=== Begin Enclosure ===

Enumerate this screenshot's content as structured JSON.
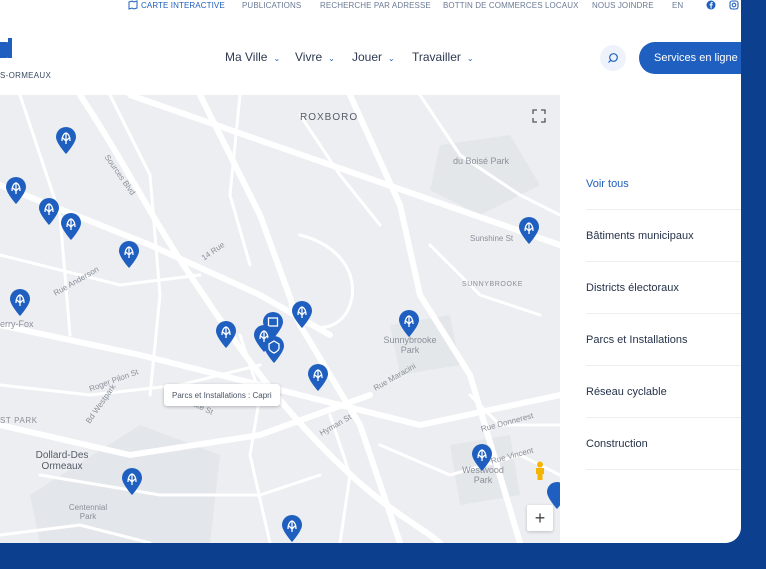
{
  "topbar": {
    "links": [
      "CARTE INTERACTIVE",
      "PUBLICATIONS",
      "RECHERCHE PAR ADRESSE",
      "BOTTIN DE COMMERCES LOCAUX",
      "NOUS JOINDRE",
      "EN"
    ],
    "active_color": "#1f5fbf"
  },
  "logo": {
    "text": "S-ORMEAUX"
  },
  "nav": {
    "items": [
      "Ma Ville",
      "Vivre",
      "Jouer",
      "Travailler"
    ]
  },
  "services_label": "Services en ligne",
  "map": {
    "tooltip": "Parcs et Installations : Capri",
    "labels": [
      "ROXBORO",
      "du Boisé Park",
      "SUNNYBROOKE",
      "Sunshine St",
      "Sunnybrooke Park",
      "Dollard-Des Ormeaux",
      "Centennial Park",
      "Westwood Park",
      "ST PARK",
      "erry-Fox",
      "Sources Blvd",
      "14 Rue",
      "Roger Pilon St",
      "Lake St",
      "Hyman St",
      "Rue Maracini",
      "Rue Donnerest",
      "Rue Vincent",
      "Bd Westpark",
      "Rue Anderson"
    ],
    "marker_color": "#1f5fbf"
  },
  "sidebar": {
    "items": [
      "Voir tous",
      "Bâtiments municipaux",
      "Districts électoraux",
      "Parcs et Installations",
      "Réseau cyclable",
      "Construction"
    ]
  },
  "colors": {
    "brand": "#1f5fbf",
    "frame_bg": "#0d3f8f"
  }
}
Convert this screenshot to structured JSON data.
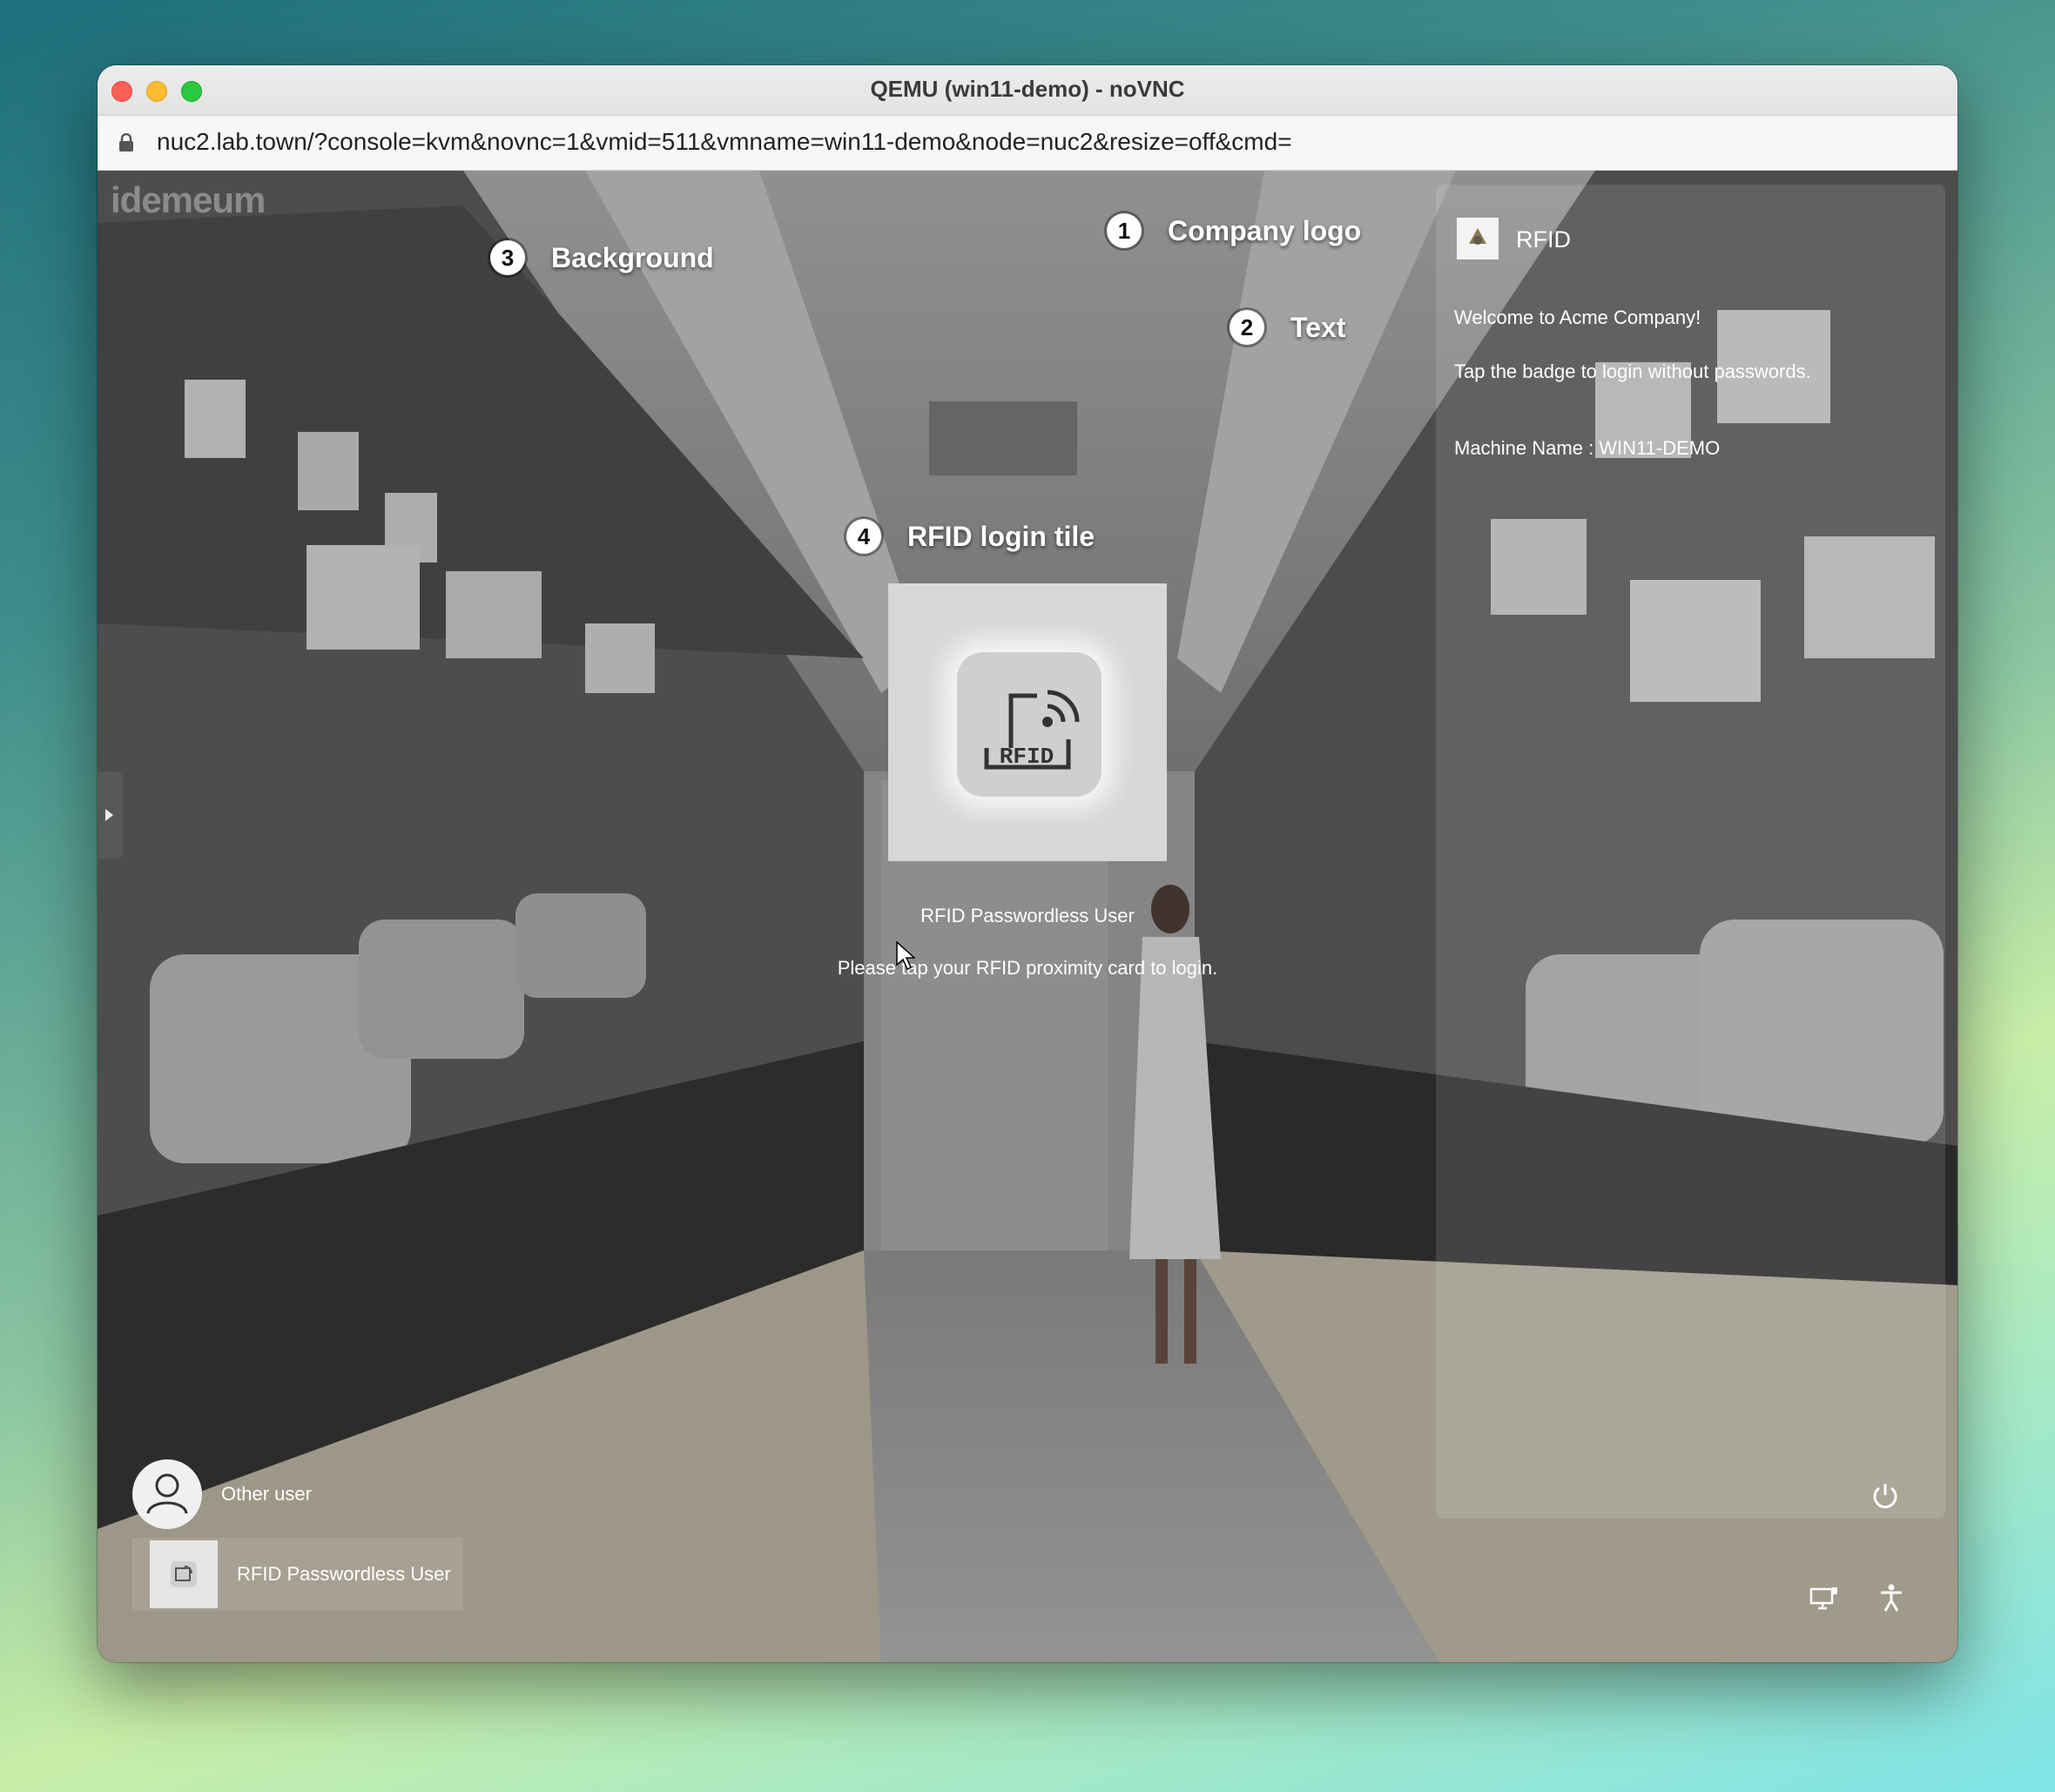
{
  "window": {
    "title": "QEMU (win11-demo) - noVNC",
    "url": "nuc2.lab.town/?console=kvm&novnc=1&vmid=511&vmname=win11-demo&node=nuc2&resize=off&cmd="
  },
  "watermark": "idemeum",
  "callouts": [
    {
      "number": "1",
      "label": "Company logo"
    },
    {
      "number": "2",
      "label": "Text"
    },
    {
      "number": "3",
      "label": "Background"
    },
    {
      "number": "4",
      "label": "RFID login tile"
    }
  ],
  "panel": {
    "logo_title": "RFID",
    "welcome": "Welcome to Acme Company!",
    "instruction": "Tap the badge to login without passwords.",
    "machine": "Machine Name : WIN11-DEMO"
  },
  "tile": {
    "icon_text": "RFID",
    "user_name": "RFID Passwordless User",
    "prompt": "Please tap your RFID proximity card to login."
  },
  "users": [
    {
      "label": "Other user",
      "icon": "user-icon"
    },
    {
      "label": "RFID Passwordless User",
      "icon": "rfid-icon"
    }
  ],
  "system_icons": [
    "power-icon",
    "network-icon",
    "accessibility-icon"
  ]
}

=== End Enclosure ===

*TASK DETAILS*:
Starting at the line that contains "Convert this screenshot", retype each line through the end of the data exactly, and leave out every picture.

*SOLUTION TO THIS PROBLEM*:
Convert this screenshot to structured JSON data.
{
  "window": {
    "title": "QEMU (win11-demo) - noVNC",
    "url": "nuc2.lab.town/?console=kvm&novnc=1&vmid=511&vmname=win11-demo&node=nuc2&resize=off&cmd="
  },
  "watermark": "idemeum",
  "callouts": [
    {
      "number": "1",
      "label": "Company logo"
    },
    {
      "number": "2",
      "label": "Text"
    },
    {
      "number": "3",
      "label": "Background"
    },
    {
      "number": "4",
      "label": "RFID login tile"
    }
  ],
  "panel": {
    "logo_title": "RFID",
    "welcome": "Welcome to Acme Company!",
    "instruction": "Tap the badge to login without passwords.",
    "machine": "Machine Name : WIN11-DEMO"
  },
  "tile": {
    "icon_text": "RFID",
    "user_name": "RFID Passwordless User",
    "prompt": "Please tap your RFID proximity card to login."
  },
  "users": [
    {
      "label": "Other user",
      "icon": "user-icon"
    },
    {
      "label": "RFID Passwordless User",
      "icon": "rfid-icon"
    }
  ],
  "system_icons": [
    "power-icon",
    "network-icon",
    "accessibility-icon"
  ]
}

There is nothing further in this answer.